_Task directions_. A faithful copy of the entries is required, with no images in it.

_Study material_.
----

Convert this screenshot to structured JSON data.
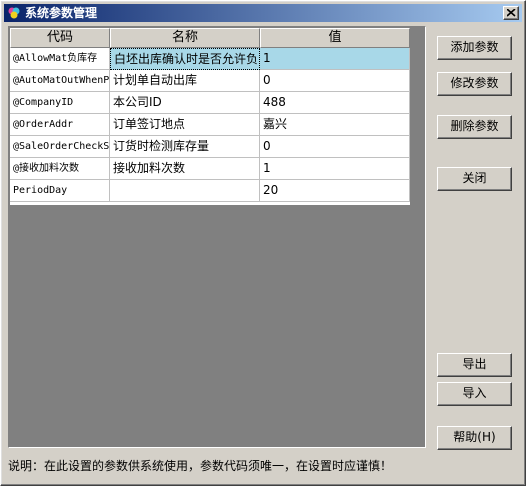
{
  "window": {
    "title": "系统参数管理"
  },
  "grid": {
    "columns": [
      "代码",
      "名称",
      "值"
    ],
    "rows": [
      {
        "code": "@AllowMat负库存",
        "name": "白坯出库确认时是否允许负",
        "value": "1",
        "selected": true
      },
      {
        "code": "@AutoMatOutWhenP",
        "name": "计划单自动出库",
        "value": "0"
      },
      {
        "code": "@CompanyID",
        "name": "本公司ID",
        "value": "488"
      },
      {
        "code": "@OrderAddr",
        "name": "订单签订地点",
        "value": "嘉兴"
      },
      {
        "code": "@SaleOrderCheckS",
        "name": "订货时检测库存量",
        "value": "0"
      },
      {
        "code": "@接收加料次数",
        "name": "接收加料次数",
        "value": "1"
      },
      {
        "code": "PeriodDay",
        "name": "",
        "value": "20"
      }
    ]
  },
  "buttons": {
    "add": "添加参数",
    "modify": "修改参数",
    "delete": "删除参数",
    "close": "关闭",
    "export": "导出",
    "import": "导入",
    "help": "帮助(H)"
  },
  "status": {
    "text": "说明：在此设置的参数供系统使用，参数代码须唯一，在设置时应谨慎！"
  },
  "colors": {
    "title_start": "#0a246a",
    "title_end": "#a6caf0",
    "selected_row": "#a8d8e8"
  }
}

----

_Final answer_.
Convert this screenshot to structured JSON data.
{
  "window": {
    "title": "系统参数管理"
  },
  "grid": {
    "columns": [
      "代码",
      "名称",
      "值"
    ],
    "rows": [
      {
        "code": "@AllowMat负库存",
        "name": "白坯出库确认时是否允许负",
        "value": "1",
        "selected": true
      },
      {
        "code": "@AutoMatOutWhenP",
        "name": "计划单自动出库",
        "value": "0"
      },
      {
        "code": "@CompanyID",
        "name": "本公司ID",
        "value": "488"
      },
      {
        "code": "@OrderAddr",
        "name": "订单签订地点",
        "value": "嘉兴"
      },
      {
        "code": "@SaleOrderCheckS",
        "name": "订货时检测库存量",
        "value": "0"
      },
      {
        "code": "@接收加料次数",
        "name": "接收加料次数",
        "value": "1"
      },
      {
        "code": "PeriodDay",
        "name": "",
        "value": "20"
      }
    ]
  },
  "buttons": {
    "add": "添加参数",
    "modify": "修改参数",
    "delete": "删除参数",
    "close": "关闭",
    "export": "导出",
    "import": "导入",
    "help": "帮助(H)"
  },
  "status": {
    "text": "说明：在此设置的参数供系统使用，参数代码须唯一，在设置时应谨慎！"
  },
  "colors": {
    "title_start": "#0a246a",
    "title_end": "#a6caf0",
    "selected_row": "#a8d8e8"
  }
}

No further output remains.